[Data records for software interfaces]
^^^^^^^^^^^^^^^^

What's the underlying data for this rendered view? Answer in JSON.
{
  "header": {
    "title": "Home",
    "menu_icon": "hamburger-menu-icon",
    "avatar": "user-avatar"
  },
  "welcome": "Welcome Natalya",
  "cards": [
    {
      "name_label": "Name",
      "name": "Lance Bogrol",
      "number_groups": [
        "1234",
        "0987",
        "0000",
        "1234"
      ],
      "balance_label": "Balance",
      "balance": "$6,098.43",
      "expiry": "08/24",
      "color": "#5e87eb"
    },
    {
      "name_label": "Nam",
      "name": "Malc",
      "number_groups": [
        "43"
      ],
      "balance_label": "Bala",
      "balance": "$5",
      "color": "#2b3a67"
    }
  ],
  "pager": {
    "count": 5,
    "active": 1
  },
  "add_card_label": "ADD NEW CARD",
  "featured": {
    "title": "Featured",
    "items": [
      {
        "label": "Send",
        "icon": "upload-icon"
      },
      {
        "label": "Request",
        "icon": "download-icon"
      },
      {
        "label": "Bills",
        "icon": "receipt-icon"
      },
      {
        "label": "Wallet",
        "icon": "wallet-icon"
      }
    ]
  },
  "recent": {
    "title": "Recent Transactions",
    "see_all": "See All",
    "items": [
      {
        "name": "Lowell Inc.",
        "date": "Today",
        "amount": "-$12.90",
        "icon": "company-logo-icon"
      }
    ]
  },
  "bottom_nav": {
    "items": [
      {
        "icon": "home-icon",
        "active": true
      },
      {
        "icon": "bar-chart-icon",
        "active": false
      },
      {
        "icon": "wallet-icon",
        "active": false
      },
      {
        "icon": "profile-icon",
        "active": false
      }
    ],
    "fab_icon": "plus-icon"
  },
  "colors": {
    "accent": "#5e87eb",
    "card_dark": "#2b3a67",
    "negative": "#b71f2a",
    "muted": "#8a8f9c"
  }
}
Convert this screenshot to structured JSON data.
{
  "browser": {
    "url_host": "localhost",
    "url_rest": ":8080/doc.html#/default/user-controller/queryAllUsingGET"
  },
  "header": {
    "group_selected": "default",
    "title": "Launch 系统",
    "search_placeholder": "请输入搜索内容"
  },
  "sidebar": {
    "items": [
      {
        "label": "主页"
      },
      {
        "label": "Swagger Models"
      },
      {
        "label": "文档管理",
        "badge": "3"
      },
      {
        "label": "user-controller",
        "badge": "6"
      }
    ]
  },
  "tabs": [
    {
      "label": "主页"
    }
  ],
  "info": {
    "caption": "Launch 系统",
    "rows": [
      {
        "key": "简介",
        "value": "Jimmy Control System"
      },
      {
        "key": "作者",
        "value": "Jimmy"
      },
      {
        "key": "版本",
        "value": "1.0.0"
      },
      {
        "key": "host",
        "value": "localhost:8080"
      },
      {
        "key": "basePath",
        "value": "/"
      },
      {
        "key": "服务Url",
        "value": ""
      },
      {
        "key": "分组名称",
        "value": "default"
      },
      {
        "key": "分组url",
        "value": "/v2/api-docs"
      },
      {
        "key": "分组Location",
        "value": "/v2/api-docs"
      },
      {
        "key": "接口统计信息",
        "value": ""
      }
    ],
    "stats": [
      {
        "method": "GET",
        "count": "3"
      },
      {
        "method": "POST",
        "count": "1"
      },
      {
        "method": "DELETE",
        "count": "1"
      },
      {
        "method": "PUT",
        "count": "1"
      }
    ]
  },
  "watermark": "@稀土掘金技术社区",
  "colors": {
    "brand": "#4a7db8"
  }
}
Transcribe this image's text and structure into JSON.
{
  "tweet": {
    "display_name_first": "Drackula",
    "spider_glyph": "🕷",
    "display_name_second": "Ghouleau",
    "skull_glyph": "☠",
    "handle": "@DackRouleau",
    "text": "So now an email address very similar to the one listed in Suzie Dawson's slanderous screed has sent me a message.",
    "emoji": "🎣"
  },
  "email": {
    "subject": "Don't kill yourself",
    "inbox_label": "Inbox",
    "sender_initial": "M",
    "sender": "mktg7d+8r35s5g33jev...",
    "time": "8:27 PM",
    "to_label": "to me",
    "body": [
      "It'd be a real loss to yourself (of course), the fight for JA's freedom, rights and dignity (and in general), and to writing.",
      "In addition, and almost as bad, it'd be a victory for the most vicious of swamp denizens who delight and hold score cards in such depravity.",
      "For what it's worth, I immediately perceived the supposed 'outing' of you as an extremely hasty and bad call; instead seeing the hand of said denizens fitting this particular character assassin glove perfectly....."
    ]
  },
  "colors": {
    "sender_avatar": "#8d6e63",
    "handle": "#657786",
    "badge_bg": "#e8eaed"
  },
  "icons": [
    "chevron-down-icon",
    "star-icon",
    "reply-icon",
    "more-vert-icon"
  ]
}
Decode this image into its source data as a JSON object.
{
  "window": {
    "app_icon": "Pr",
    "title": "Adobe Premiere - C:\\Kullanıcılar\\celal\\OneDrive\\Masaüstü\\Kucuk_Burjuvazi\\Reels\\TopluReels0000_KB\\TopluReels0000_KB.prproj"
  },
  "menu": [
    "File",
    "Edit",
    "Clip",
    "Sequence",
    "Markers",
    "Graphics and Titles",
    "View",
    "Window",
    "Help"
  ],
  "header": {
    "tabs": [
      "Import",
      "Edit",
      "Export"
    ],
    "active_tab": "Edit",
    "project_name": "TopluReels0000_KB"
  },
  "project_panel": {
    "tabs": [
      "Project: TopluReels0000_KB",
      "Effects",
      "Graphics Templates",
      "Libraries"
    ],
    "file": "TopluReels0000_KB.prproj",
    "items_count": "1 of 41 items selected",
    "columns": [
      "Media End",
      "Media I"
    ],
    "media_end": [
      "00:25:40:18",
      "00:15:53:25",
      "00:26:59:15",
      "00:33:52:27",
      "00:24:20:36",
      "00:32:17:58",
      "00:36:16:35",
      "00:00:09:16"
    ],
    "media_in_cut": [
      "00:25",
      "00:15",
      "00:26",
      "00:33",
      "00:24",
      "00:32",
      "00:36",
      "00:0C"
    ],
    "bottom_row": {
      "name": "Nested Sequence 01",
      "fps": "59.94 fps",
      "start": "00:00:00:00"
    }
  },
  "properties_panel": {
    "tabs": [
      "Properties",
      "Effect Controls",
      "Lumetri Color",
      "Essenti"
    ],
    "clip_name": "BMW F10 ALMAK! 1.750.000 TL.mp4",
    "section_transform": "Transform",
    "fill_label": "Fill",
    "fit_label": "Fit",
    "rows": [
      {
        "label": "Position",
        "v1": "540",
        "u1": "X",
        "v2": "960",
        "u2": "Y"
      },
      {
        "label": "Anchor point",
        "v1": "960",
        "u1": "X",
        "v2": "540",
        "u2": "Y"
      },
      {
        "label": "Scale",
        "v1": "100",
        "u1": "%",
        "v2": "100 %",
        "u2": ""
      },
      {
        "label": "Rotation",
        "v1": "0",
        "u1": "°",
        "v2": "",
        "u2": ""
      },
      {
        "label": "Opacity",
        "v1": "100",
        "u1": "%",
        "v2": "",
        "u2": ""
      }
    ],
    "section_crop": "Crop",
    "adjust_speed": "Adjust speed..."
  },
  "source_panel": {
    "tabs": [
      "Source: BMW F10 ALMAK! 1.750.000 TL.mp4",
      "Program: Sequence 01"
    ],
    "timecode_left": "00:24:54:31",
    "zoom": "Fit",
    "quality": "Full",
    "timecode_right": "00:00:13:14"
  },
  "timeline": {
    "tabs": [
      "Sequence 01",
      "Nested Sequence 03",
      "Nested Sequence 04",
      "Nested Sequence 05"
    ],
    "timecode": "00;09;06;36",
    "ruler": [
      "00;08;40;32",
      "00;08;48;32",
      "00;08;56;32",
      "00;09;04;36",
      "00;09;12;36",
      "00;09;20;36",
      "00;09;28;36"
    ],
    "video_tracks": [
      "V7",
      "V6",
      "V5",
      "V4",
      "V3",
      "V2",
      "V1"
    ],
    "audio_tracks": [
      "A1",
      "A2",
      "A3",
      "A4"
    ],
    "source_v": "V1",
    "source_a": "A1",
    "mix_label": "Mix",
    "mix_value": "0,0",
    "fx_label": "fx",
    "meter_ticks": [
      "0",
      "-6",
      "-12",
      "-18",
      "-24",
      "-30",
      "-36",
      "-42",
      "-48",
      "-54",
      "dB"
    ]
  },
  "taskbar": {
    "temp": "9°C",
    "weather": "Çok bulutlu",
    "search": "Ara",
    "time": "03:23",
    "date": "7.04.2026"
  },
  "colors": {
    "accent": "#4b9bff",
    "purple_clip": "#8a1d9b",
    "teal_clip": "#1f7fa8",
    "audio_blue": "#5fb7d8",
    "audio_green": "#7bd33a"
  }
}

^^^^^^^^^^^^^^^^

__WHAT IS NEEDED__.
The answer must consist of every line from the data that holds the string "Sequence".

__TASK RESPONSE__.
    "Sequence",
      "name": "Nested Sequence 01",
      "Program: Sequence 01"
      "Sequence 01",
      "Nested Sequence 03",
      "Nested Sequence 04",
      "Nested Sequence 05"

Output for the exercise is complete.